- _Exercise prompt_: For each line below with the word "fingerprint", write out a copy.

- _Records to process_:

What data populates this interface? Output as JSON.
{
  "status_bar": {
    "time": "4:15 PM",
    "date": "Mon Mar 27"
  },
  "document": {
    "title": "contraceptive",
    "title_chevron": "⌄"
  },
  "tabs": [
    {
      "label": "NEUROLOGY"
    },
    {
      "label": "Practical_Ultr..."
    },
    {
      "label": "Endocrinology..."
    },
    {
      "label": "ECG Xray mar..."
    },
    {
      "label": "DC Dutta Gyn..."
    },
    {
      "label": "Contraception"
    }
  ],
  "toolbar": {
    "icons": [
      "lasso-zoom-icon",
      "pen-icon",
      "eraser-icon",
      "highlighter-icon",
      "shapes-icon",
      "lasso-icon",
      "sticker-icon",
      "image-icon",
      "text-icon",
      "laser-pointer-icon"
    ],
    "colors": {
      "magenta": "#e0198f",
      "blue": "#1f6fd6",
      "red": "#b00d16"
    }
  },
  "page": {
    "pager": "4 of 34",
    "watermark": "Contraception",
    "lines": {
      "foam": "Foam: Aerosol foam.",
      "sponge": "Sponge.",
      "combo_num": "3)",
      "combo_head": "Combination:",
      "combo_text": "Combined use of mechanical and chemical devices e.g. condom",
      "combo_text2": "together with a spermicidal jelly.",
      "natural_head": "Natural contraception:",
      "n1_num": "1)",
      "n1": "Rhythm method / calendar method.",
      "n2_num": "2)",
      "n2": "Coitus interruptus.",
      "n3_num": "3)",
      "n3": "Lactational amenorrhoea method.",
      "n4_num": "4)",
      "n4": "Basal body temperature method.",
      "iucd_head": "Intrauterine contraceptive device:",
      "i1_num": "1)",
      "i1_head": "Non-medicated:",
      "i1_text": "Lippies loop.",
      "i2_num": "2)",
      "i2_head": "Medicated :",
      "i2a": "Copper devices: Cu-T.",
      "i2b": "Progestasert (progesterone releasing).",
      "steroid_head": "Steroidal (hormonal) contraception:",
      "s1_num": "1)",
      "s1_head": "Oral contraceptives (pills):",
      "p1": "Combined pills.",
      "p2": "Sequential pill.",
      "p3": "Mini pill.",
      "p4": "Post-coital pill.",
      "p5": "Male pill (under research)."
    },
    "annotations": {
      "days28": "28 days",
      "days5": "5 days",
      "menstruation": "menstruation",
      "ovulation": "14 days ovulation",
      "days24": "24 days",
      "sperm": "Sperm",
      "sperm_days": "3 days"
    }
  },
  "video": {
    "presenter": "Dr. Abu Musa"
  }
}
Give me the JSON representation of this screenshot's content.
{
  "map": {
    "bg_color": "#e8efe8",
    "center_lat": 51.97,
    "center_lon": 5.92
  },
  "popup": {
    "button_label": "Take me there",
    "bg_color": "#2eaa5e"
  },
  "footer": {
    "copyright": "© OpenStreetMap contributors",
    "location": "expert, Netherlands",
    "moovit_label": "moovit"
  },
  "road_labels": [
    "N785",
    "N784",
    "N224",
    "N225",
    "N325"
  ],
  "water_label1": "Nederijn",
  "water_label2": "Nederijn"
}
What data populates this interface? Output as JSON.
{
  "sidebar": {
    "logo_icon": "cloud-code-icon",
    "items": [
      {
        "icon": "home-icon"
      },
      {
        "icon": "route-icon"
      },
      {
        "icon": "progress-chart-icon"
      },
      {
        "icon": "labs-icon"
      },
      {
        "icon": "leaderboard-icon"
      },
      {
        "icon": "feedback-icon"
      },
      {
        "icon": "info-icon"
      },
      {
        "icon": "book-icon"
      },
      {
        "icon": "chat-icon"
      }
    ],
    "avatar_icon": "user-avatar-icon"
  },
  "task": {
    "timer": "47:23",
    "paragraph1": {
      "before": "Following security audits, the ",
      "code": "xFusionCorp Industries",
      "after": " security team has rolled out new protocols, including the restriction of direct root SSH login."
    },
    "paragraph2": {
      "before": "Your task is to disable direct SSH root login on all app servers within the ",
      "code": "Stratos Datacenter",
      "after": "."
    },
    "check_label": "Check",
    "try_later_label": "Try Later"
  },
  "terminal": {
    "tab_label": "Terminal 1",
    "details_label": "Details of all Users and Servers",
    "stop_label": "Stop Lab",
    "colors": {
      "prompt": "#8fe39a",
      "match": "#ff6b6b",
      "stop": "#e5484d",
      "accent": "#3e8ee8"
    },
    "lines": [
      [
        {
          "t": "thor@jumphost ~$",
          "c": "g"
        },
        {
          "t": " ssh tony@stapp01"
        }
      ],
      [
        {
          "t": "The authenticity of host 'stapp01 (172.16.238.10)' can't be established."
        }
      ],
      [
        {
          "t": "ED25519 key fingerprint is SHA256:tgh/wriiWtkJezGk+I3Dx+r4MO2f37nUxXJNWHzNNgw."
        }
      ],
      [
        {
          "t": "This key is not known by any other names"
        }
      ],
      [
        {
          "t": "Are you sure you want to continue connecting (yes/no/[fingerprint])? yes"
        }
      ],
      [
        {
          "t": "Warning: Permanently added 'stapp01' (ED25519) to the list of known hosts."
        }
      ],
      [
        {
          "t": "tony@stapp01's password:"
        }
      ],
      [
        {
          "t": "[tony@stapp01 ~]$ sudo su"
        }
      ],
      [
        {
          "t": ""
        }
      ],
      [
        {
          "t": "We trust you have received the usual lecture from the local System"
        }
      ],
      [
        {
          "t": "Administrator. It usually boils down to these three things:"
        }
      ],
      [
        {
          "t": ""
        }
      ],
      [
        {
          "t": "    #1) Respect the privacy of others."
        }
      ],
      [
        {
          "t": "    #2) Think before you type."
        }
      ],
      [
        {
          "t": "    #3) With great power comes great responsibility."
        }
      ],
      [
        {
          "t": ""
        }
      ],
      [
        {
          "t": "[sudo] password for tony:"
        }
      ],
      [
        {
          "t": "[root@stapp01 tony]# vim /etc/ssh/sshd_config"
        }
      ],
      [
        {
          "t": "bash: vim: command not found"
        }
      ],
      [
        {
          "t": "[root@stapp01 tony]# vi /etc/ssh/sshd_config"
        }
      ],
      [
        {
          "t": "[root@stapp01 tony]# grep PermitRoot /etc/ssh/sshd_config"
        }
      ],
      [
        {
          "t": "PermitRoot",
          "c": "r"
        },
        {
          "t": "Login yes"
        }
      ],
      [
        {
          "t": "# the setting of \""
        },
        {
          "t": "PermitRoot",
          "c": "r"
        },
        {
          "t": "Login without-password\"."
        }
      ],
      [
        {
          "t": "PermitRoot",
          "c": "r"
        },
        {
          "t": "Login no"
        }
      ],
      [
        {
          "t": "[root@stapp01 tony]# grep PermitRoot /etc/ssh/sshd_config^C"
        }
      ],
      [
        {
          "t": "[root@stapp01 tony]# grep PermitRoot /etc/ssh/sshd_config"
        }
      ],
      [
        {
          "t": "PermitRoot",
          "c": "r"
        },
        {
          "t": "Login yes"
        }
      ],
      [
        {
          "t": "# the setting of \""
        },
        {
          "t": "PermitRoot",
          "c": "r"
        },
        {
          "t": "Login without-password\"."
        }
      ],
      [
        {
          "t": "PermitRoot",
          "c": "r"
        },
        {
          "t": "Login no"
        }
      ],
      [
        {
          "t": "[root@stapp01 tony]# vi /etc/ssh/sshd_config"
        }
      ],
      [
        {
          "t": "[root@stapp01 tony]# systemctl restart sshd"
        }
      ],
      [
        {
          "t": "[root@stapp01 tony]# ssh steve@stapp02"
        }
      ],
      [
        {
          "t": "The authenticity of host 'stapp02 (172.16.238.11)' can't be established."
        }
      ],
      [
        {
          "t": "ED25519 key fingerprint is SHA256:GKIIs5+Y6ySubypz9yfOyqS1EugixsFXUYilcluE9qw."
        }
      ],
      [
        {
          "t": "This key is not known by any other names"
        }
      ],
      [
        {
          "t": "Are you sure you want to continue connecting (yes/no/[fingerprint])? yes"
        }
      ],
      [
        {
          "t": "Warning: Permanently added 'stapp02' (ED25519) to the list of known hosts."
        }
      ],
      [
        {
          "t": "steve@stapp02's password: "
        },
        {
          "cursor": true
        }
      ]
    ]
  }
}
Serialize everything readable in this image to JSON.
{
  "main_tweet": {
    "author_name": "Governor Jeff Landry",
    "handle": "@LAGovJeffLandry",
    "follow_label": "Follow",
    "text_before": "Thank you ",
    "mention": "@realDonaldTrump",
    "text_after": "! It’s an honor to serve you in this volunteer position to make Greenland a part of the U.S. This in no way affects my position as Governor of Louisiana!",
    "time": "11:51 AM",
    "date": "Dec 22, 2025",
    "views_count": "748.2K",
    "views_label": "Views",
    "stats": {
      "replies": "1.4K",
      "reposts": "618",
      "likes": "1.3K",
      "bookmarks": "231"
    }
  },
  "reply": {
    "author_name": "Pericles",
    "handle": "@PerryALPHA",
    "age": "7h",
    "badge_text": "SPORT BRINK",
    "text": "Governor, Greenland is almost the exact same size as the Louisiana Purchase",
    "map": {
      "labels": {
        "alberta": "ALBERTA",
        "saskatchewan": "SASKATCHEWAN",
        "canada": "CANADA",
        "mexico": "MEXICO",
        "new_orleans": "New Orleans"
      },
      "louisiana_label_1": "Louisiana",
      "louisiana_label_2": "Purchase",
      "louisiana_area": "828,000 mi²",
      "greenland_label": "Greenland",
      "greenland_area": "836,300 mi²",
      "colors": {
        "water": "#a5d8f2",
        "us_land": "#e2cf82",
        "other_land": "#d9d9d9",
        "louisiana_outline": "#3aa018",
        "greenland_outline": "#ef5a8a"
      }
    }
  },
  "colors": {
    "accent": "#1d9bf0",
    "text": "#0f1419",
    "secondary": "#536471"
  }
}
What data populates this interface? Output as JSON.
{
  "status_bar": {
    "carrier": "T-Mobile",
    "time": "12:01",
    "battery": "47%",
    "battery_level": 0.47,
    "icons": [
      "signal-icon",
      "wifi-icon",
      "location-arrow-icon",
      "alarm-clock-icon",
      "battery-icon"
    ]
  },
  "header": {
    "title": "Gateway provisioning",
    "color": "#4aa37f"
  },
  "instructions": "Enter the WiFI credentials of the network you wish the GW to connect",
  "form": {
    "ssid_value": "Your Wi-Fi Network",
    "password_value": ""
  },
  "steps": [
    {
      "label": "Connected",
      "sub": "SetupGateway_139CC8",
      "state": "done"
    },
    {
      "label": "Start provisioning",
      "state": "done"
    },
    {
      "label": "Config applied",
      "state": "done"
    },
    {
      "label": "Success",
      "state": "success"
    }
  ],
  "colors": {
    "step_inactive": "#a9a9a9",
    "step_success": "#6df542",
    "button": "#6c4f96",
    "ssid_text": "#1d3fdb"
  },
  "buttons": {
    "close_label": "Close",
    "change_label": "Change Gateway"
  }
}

- _Finished exercise_:
          "t": "ED25519 key fingerprint is SHA256:tgh/wriiWtkJezGk+I3Dx+r4MO2f37nUxXJNWHzNNgw."
          "t": "Are you sure you want to continue connecting (yes/no/[fingerprint])? yes"
          "t": "ED25519 key fingerprint is SHA256:GKIIs5+Y6ySubypz9yfOyqS1EugixsFXUYilcluE9qw."
          "t": "Are you sure you want to continue connecting (yes/no/[fingerprint])? yes"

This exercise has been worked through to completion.